The hip-hop mogul applauded Ehrlich's steering of nonviolent offenders into treatment instead of prison, and says the Republican party's urban initiatives and criminal-justice reforms are raising the Republican Party's profile among black voters nationwide.
"He raised the whole party up," Simmons said of the governor, before saying "He makes every Republican open for discussion" among black voters.
Mr. Simmons gave props to a list of other Republican leaders — including New York Gov. George E. Pataki and California Gov. Arnold Schwarzenegger — who are winning over black voters.
Simmons, who has been highly involved in politics with his Hip-hop Action Summits, also predicted Mr. Ehrlich will improve on the 15 percent of the black vote he won in 2002.
"I'm sure he will get a greater percentage [of the black vote] next time around — chip away at the rock," Mr. Simmons said. "Good deeds don't go unnoticed."
Ironically, Simmons campaigned in 2002 for Mr. Ehrlich's Democratic rival, Kathleen Kennedy Townsend.

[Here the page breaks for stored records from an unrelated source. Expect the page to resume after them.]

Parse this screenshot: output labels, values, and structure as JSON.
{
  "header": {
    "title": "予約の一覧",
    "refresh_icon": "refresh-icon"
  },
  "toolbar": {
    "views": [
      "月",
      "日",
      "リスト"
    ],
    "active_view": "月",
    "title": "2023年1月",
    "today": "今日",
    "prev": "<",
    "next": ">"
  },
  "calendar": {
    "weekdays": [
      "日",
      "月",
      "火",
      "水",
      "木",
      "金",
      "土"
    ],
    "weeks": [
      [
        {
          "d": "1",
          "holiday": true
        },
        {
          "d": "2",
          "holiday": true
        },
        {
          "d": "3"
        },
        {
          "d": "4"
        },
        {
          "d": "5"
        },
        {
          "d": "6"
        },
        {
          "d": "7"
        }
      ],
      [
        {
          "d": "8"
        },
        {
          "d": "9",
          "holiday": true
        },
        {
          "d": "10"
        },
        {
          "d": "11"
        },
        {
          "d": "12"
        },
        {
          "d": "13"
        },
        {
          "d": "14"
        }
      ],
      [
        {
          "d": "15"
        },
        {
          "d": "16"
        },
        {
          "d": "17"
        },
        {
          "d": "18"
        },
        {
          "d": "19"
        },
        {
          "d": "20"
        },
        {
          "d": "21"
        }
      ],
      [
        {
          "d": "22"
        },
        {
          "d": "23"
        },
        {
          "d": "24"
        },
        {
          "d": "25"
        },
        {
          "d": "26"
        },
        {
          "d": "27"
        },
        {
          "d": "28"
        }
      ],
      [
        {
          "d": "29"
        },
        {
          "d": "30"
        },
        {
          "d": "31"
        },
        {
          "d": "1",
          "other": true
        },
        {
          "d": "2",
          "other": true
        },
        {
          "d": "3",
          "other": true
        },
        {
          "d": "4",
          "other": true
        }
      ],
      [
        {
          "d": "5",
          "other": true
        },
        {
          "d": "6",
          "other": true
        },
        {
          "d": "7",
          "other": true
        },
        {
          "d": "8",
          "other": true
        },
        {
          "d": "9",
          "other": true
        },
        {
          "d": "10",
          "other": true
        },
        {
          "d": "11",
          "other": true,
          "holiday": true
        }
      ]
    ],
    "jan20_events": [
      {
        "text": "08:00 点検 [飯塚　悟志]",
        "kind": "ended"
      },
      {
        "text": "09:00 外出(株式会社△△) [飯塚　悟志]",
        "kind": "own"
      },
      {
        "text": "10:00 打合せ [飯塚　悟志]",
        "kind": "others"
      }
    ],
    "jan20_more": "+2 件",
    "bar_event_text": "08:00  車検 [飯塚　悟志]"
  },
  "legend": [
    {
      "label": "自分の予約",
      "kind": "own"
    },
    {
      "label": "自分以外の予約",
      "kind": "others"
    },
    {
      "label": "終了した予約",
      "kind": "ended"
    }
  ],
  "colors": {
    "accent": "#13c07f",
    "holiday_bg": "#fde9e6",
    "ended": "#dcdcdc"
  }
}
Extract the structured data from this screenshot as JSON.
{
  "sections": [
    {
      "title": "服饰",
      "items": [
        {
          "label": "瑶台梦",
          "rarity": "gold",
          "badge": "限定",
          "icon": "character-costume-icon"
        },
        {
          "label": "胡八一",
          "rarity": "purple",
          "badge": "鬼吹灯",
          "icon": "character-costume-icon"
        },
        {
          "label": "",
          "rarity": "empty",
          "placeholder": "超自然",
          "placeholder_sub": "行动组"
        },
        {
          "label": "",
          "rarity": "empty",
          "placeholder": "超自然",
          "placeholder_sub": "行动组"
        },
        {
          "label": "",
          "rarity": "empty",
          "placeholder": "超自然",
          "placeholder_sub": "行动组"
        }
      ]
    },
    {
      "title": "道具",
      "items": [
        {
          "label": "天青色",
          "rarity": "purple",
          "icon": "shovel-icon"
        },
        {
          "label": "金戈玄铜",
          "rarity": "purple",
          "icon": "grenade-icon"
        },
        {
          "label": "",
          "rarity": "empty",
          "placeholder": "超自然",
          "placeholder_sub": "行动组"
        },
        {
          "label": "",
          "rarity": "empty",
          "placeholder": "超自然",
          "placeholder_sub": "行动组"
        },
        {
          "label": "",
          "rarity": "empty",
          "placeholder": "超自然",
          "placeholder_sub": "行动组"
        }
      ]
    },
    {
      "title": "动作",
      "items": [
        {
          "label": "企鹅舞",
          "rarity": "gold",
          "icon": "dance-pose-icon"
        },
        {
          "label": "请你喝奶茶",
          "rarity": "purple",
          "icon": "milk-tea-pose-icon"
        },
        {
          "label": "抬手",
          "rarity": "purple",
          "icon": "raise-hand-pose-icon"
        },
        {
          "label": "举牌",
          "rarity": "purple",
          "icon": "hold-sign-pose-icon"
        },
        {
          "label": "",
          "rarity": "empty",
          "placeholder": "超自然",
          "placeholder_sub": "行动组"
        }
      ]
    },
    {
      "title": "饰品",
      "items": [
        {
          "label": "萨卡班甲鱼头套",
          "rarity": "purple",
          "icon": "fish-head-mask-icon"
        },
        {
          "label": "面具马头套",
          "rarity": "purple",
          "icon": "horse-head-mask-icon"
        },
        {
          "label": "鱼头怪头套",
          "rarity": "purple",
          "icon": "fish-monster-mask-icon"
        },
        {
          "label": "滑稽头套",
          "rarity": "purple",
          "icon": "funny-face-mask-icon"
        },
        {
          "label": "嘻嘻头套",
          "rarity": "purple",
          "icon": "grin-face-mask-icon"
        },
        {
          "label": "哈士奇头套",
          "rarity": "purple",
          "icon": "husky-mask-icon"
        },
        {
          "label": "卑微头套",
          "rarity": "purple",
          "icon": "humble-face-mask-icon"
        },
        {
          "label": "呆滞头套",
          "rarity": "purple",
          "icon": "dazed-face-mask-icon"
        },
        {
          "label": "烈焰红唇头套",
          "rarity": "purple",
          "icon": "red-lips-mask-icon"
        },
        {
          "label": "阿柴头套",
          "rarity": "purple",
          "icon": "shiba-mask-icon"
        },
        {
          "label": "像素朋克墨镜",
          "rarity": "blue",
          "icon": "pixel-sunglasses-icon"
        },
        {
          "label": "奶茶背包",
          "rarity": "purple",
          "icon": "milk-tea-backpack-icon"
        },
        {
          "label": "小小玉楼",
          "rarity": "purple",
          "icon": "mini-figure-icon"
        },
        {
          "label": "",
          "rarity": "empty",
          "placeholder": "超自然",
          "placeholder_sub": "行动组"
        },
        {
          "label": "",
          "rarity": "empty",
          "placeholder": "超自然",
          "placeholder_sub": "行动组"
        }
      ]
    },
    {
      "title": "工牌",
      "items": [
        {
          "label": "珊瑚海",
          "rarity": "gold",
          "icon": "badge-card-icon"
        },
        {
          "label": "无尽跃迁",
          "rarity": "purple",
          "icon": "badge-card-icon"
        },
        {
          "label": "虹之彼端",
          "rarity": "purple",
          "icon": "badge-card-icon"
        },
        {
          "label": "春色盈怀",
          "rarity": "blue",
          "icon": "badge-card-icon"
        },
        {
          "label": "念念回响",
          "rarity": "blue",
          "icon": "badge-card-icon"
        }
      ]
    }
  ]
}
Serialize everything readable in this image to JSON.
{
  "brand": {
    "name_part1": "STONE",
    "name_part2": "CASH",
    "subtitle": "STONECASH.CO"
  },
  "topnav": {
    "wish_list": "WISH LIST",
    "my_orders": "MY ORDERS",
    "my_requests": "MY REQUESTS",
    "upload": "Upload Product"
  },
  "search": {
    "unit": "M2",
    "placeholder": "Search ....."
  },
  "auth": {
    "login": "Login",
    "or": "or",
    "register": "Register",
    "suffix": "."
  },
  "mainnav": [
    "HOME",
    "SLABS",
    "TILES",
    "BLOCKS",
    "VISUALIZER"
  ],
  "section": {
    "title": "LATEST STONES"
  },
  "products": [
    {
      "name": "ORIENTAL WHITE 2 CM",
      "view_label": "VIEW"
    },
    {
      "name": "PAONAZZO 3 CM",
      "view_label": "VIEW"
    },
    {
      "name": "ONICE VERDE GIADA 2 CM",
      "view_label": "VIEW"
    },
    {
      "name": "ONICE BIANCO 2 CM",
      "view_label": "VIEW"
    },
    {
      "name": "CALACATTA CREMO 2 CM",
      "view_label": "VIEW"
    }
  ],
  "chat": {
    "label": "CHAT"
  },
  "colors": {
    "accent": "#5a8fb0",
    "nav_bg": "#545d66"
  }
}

Since being won over by the governor, Simmons credits his criminal-justice reforms with "inspiring" the successful effort led by Simmons' coalition to repeal New York's strict 1973 Rockefeller drug laws.
"I don't know if we could have done what we did in New York if we hadn't seen Maryland move first," he said.
"Many blacks are very conservative," he continued. "The race issue [has] become less important in this country. It is about economic opportunities. It's about who will be compassionate and giving when it comes to people who need a helping hand."
Baltimore political activist Doni Glover agreed that Mr. Ehrlich has deepened his appeal to urban voters. He cited the governor's justice reforms, focus on minority businesses, and increased spending on Maryland's historic black universities, Morgan State and Coppin State.
"He is doing some things that people are surprised by," said Mr. Glover, who publishes BmoreNews.com, a Black Internet news site for the Washington-Baltimore area. "Coppin State has been underfunded for years. ... You look at Coppin's campus now and there is a lot of construction going on."